*Task to carry out*: State how many lines in the following entries contain the word "shop". No other output.

┌────────

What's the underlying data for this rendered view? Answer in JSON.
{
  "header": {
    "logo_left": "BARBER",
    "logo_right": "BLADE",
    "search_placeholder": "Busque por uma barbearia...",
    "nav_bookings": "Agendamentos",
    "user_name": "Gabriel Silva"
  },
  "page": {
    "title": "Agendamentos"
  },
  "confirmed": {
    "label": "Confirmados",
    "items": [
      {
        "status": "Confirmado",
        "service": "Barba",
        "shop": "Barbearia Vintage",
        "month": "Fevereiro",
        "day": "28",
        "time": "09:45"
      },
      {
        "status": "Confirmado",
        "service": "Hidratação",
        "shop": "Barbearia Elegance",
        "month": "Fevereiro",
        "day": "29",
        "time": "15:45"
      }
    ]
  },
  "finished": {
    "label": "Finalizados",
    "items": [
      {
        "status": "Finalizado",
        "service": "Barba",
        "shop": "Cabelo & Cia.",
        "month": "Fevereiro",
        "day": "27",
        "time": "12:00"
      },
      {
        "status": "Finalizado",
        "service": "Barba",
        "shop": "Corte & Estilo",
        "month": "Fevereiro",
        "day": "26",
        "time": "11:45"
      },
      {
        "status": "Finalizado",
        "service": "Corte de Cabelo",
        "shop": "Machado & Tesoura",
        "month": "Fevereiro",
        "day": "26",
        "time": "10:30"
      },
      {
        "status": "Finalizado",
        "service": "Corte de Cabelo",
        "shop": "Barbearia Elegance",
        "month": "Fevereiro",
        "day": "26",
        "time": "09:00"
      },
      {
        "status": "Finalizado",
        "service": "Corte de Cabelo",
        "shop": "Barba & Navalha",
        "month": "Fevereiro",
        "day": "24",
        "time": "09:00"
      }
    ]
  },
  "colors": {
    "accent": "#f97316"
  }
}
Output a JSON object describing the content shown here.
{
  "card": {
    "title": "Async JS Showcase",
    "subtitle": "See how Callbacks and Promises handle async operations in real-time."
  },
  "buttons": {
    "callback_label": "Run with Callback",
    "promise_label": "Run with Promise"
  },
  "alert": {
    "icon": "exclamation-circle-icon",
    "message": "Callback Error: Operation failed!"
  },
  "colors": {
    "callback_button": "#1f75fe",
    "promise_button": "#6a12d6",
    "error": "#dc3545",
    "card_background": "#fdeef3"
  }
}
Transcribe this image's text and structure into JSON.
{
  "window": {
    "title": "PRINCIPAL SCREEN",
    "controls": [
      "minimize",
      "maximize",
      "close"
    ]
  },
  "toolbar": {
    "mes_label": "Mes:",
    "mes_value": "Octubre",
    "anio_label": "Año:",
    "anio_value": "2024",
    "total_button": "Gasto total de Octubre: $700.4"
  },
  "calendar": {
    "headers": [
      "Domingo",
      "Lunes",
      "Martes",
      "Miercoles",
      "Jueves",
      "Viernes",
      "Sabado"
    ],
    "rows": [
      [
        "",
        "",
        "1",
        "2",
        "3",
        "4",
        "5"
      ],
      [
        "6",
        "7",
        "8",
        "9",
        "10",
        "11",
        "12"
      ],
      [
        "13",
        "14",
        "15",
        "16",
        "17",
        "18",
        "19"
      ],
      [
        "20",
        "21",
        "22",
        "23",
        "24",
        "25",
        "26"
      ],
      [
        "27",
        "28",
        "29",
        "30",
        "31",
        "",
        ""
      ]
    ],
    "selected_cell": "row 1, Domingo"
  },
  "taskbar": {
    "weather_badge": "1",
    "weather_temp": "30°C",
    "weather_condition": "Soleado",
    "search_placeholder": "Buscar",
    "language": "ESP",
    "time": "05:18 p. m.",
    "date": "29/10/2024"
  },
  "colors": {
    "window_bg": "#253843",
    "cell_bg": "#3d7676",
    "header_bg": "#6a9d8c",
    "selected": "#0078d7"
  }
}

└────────

*Response box*: 7